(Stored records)
....................
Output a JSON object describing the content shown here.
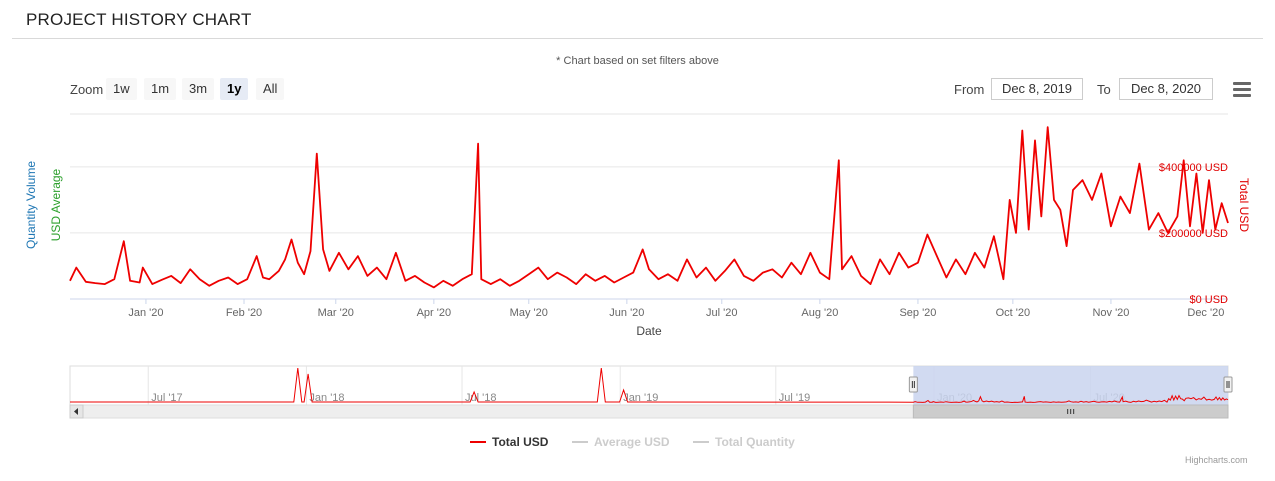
{
  "page": {
    "title": "PROJECT HISTORY CHART",
    "note": "* Chart based on set filters above"
  },
  "toolbar": {
    "zoom_label": "Zoom",
    "zoom_buttons": [
      "1w",
      "1m",
      "3m",
      "1y",
      "All"
    ],
    "active_zoom": "1y",
    "from_label": "From",
    "from_value": "Dec 8, 2019",
    "to_label": "To",
    "to_value": "Dec 8, 2020",
    "menu_icon": "hamburger-menu-icon"
  },
  "credit": "Highcharts.com",
  "colors": {
    "total_usd": "#ee0000",
    "quantity_axis": "#1f77b4",
    "usd_avg_axis": "#2ca02c",
    "navigator_mask": "#c9d3ee",
    "inactive_legend": "#cccccc"
  },
  "chart_data": {
    "type": "line",
    "xlabel": "Date",
    "y_left_labels": [
      "Quantity Volume",
      "USD Average"
    ],
    "y_right_label": "Total USD",
    "y_right_ticks": [
      "$0 USD",
      "$200000 USD",
      "$400000 USD"
    ],
    "ylim": [
      0,
      560000
    ],
    "x_ticks": [
      "Jan '20",
      "Feb '20",
      "Mar '20",
      "Apr '20",
      "May '20",
      "Jun '20",
      "Jul '20",
      "Aug '20",
      "Sep '20",
      "Oct '20",
      "Nov '20",
      "Dec '20"
    ],
    "x_start": "2019-12-08",
    "x_end": "2020-12-08",
    "legend": [
      {
        "name": "Total USD",
        "visible": true
      },
      {
        "name": "Average USD",
        "visible": false
      },
      {
        "name": "Total Quantity",
        "visible": false
      }
    ],
    "grid": true,
    "series": [
      {
        "name": "Total USD",
        "points": [
          [
            "2019-12-08",
            55000
          ],
          [
            "2019-12-10",
            95000
          ],
          [
            "2019-12-13",
            52000
          ],
          [
            "2019-12-16",
            48000
          ],
          [
            "2019-12-19",
            45000
          ],
          [
            "2019-12-22",
            60000
          ],
          [
            "2019-12-25",
            175000
          ],
          [
            "2019-12-27",
            55000
          ],
          [
            "2019-12-30",
            50000
          ],
          [
            "2019-12-31",
            95000
          ],
          [
            "2020-01-03",
            45000
          ],
          [
            "2020-01-06",
            58000
          ],
          [
            "2020-01-09",
            70000
          ],
          [
            "2020-01-12",
            48000
          ],
          [
            "2020-01-15",
            90000
          ],
          [
            "2020-01-18",
            60000
          ],
          [
            "2020-01-21",
            40000
          ],
          [
            "2020-01-24",
            55000
          ],
          [
            "2020-01-27",
            65000
          ],
          [
            "2020-01-30",
            45000
          ],
          [
            "2020-02-02",
            60000
          ],
          [
            "2020-02-05",
            130000
          ],
          [
            "2020-02-07",
            65000
          ],
          [
            "2020-02-09",
            60000
          ],
          [
            "2020-02-12",
            85000
          ],
          [
            "2020-02-14",
            120000
          ],
          [
            "2020-02-16",
            180000
          ],
          [
            "2020-02-18",
            110000
          ],
          [
            "2020-02-20",
            75000
          ],
          [
            "2020-02-22",
            145000
          ],
          [
            "2020-02-24",
            440000
          ],
          [
            "2020-02-26",
            150000
          ],
          [
            "2020-02-28",
            85000
          ],
          [
            "2020-03-02",
            140000
          ],
          [
            "2020-03-05",
            90000
          ],
          [
            "2020-03-08",
            130000
          ],
          [
            "2020-03-11",
            70000
          ],
          [
            "2020-03-14",
            95000
          ],
          [
            "2020-03-17",
            60000
          ],
          [
            "2020-03-20",
            140000
          ],
          [
            "2020-03-23",
            55000
          ],
          [
            "2020-03-26",
            70000
          ],
          [
            "2020-03-29",
            50000
          ],
          [
            "2020-04-01",
            35000
          ],
          [
            "2020-04-04",
            55000
          ],
          [
            "2020-04-07",
            40000
          ],
          [
            "2020-04-10",
            60000
          ],
          [
            "2020-04-13",
            75000
          ],
          [
            "2020-04-15",
            470000
          ],
          [
            "2020-04-16",
            60000
          ],
          [
            "2020-04-19",
            45000
          ],
          [
            "2020-04-22",
            60000
          ],
          [
            "2020-04-25",
            40000
          ],
          [
            "2020-04-28",
            55000
          ],
          [
            "2020-05-01",
            75000
          ],
          [
            "2020-05-04",
            95000
          ],
          [
            "2020-05-07",
            60000
          ],
          [
            "2020-05-10",
            80000
          ],
          [
            "2020-05-13",
            65000
          ],
          [
            "2020-05-16",
            45000
          ],
          [
            "2020-05-19",
            75000
          ],
          [
            "2020-05-22",
            55000
          ],
          [
            "2020-05-25",
            70000
          ],
          [
            "2020-05-28",
            50000
          ],
          [
            "2020-05-31",
            65000
          ],
          [
            "2020-06-03",
            80000
          ],
          [
            "2020-06-06",
            150000
          ],
          [
            "2020-06-08",
            90000
          ],
          [
            "2020-06-11",
            60000
          ],
          [
            "2020-06-14",
            75000
          ],
          [
            "2020-06-17",
            55000
          ],
          [
            "2020-06-20",
            120000
          ],
          [
            "2020-06-23",
            65000
          ],
          [
            "2020-06-26",
            95000
          ],
          [
            "2020-06-29",
            55000
          ],
          [
            "2020-07-02",
            85000
          ],
          [
            "2020-07-05",
            120000
          ],
          [
            "2020-07-08",
            70000
          ],
          [
            "2020-07-11",
            55000
          ],
          [
            "2020-07-14",
            80000
          ],
          [
            "2020-07-17",
            90000
          ],
          [
            "2020-07-20",
            65000
          ],
          [
            "2020-07-23",
            110000
          ],
          [
            "2020-07-26",
            75000
          ],
          [
            "2020-07-29",
            140000
          ],
          [
            "2020-08-01",
            80000
          ],
          [
            "2020-08-04",
            60000
          ],
          [
            "2020-08-07",
            420000
          ],
          [
            "2020-08-08",
            90000
          ],
          [
            "2020-08-11",
            130000
          ],
          [
            "2020-08-14",
            70000
          ],
          [
            "2020-08-17",
            45000
          ],
          [
            "2020-08-20",
            120000
          ],
          [
            "2020-08-23",
            75000
          ],
          [
            "2020-08-26",
            140000
          ],
          [
            "2020-08-29",
            95000
          ],
          [
            "2020-09-01",
            110000
          ],
          [
            "2020-09-04",
            195000
          ],
          [
            "2020-09-07",
            130000
          ],
          [
            "2020-09-10",
            65000
          ],
          [
            "2020-09-13",
            120000
          ],
          [
            "2020-09-16",
            75000
          ],
          [
            "2020-09-19",
            140000
          ],
          [
            "2020-09-22",
            95000
          ],
          [
            "2020-09-25",
            190000
          ],
          [
            "2020-09-28",
            60000
          ],
          [
            "2020-09-30",
            300000
          ],
          [
            "2020-10-02",
            200000
          ],
          [
            "2020-10-04",
            510000
          ],
          [
            "2020-10-06",
            210000
          ],
          [
            "2020-10-08",
            480000
          ],
          [
            "2020-10-10",
            250000
          ],
          [
            "2020-10-12",
            520000
          ],
          [
            "2020-10-14",
            300000
          ],
          [
            "2020-10-16",
            270000
          ],
          [
            "2020-10-18",
            160000
          ],
          [
            "2020-10-20",
            330000
          ],
          [
            "2020-10-23",
            360000
          ],
          [
            "2020-10-26",
            300000
          ],
          [
            "2020-10-29",
            380000
          ],
          [
            "2020-11-01",
            220000
          ],
          [
            "2020-11-04",
            310000
          ],
          [
            "2020-11-07",
            260000
          ],
          [
            "2020-11-10",
            410000
          ],
          [
            "2020-11-13",
            210000
          ],
          [
            "2020-11-16",
            260000
          ],
          [
            "2020-11-19",
            200000
          ],
          [
            "2020-11-22",
            250000
          ],
          [
            "2020-11-24",
            420000
          ],
          [
            "2020-11-26",
            220000
          ],
          [
            "2020-11-28",
            380000
          ],
          [
            "2020-11-30",
            200000
          ],
          [
            "2020-12-02",
            360000
          ],
          [
            "2020-12-04",
            210000
          ],
          [
            "2020-12-06",
            290000
          ],
          [
            "2020-12-08",
            230000
          ]
        ]
      }
    ],
    "navigator": {
      "x_ticks": [
        "Jul '17",
        "Jan '18",
        "Jul '18",
        "Jan '19",
        "Jul '19",
        "Jan '20",
        "Jul '20"
      ],
      "selected_range": [
        "Dec 8, 2019",
        "Dec 8, 2020"
      ]
    }
  }
}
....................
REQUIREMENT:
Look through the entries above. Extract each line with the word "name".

TASK OUTPUT:
        "name": "Total USD",
        "name": "Average USD",
        "name": "Total Quantity",
        "name": "Total USD",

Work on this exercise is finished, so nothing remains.